Sport psychology can help you work toward overcoming a problem that is impairing your ability to perform in your sport, academic program, or job.Quoted From: http://www.melissatoddphd.com/sport-performance-psychology/
"Sport psychology is a treatment approach that can benefit anyone who is performance intensive. You fit this description if you are an athlete, a college or graduate student, or a professional in a field that demands a high level of performance often under pressure. You also fit this description if you have high expectations for yourself or if you identify as a perfectionist. While there are many strengths associated with such a mindset, it can also become a detriment in times of stress, when you have experienced personal or professional setbacks, and when you perceive yourself failing to live up to expectations. Sport psychology extends to all areas of performance under pressure, and is designed to address your issues of concern while also maximizing your ability to perform at a high level.Removing Barriers. Sport psychology can help you work toward overcoming a problem that is impairing your ability to perform in your sport, academic program, job, or other activity.Balancing Athletics/Work with Other Areas. When you are devoting so much of yourself to performing at a high level in one area of your life, it can often be difficult to find the appropriate balance with other important areas. One example is balancing the roles of collegiate athlete and student. Oftentimes the immediate demands of being an athlete take precedence over completing academic tasks.
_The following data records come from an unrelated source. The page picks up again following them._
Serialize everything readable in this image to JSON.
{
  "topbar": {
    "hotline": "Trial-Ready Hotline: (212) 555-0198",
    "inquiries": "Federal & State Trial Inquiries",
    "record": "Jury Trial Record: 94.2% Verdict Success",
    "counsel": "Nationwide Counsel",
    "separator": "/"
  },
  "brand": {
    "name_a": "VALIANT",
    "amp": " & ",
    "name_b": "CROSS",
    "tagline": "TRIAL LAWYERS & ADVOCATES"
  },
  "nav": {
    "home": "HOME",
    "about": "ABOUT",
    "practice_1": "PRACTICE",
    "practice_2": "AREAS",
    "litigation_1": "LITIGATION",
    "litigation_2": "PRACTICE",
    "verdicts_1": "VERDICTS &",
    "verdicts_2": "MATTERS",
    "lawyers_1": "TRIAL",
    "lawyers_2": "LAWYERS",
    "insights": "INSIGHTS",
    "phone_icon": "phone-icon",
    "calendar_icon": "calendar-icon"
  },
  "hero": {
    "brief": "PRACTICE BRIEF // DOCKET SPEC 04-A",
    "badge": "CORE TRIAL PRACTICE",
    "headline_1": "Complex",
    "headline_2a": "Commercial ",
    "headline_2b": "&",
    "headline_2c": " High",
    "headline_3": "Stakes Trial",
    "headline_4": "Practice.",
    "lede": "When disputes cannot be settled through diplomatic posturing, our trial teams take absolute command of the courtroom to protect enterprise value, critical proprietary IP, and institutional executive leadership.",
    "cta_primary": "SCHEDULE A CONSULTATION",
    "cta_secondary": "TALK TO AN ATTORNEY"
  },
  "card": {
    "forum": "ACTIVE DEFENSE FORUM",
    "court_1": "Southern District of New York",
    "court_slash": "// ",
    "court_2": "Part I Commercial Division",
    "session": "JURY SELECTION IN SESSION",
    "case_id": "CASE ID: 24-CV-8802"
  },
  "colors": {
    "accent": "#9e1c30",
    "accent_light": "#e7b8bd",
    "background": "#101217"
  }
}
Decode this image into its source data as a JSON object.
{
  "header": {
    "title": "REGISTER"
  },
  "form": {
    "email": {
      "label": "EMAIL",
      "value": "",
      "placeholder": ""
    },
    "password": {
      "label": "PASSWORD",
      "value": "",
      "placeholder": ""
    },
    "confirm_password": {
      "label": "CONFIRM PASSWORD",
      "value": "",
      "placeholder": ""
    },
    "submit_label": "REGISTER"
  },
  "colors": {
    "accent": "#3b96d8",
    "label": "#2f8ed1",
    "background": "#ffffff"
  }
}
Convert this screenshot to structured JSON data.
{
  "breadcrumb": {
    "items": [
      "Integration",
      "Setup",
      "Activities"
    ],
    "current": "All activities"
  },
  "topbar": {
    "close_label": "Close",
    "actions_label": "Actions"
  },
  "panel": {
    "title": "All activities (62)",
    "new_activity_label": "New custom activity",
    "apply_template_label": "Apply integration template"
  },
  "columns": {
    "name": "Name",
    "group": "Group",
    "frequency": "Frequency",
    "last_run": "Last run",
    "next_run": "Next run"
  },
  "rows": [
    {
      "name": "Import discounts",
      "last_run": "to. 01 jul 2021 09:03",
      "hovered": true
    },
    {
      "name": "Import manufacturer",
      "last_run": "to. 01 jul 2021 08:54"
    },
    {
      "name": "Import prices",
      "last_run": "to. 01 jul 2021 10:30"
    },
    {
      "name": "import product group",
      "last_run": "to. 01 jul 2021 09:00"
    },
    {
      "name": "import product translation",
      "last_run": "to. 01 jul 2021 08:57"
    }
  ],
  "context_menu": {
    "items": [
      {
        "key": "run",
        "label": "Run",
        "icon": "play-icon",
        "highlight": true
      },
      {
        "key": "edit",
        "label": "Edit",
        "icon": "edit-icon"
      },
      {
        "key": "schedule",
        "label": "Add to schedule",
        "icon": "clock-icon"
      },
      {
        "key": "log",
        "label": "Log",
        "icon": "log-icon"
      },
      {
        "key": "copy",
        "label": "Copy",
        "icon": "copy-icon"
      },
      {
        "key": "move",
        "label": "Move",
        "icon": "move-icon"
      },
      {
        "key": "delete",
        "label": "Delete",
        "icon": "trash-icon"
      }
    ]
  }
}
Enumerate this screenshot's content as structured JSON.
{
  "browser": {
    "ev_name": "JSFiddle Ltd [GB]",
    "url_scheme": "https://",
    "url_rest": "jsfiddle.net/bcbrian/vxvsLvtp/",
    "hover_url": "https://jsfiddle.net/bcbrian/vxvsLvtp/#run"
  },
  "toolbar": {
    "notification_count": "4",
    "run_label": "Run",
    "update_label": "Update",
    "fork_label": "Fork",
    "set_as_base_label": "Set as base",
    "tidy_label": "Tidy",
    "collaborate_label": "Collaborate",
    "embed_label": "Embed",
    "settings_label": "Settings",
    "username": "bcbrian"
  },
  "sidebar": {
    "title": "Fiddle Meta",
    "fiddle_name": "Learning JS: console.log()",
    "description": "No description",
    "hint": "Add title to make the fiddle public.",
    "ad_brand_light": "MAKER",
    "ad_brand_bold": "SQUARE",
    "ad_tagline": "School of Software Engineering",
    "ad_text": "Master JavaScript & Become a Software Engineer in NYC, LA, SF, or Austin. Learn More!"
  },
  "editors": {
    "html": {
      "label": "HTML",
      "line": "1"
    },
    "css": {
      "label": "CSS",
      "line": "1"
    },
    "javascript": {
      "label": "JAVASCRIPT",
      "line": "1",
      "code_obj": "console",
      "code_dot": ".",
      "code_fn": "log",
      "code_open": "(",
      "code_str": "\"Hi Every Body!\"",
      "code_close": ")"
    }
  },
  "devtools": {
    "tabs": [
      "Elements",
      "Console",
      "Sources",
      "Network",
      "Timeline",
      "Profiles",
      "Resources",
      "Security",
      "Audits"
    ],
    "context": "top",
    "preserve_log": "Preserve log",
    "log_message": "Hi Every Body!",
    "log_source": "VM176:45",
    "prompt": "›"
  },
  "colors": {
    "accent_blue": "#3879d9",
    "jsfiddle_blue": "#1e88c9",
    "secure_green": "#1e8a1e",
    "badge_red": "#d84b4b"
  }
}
Another example is balancing your work with relationships and family. It can be very difficult to find the time and energy to devote to establishing and maintaining relationships when you put so much of yourself into your work. Another consideration when it comes to balance is what happens when you disproportionately focus on one area of your life, when you define yourself by that pursuit, when your mood is dictated by your functioning on that one dimension. It can be a slippery slope from triumph to despair. Coping with Transition. Life transitions are stressful, regardless of whether they are perceived as positive or negative, and can temporarily impact you in a number of ways. Transitions are especially stressful when they occur outside of your control, such being transferred or laid off from a job, being let go by a team or sponsor, or experiencing the ending of a significant relationship. You may feel stressed, anxious, fatigued, or depressed. It is common for people to experience problems adjusting to change, which can make it especially difficult to maintain a high level of performance in athletics, academics, or in your profession. The benefit of working through this with a psychologist who specializes in sport & performance psychology is that you will have access to both clinical and performance-based expertise in the same individual. Whereas some mental health professionals are not trained to address clinical issues in the context of your athletic or professional performance, I will both consider and place importance upon them as we work through adjusting to the changes in your life."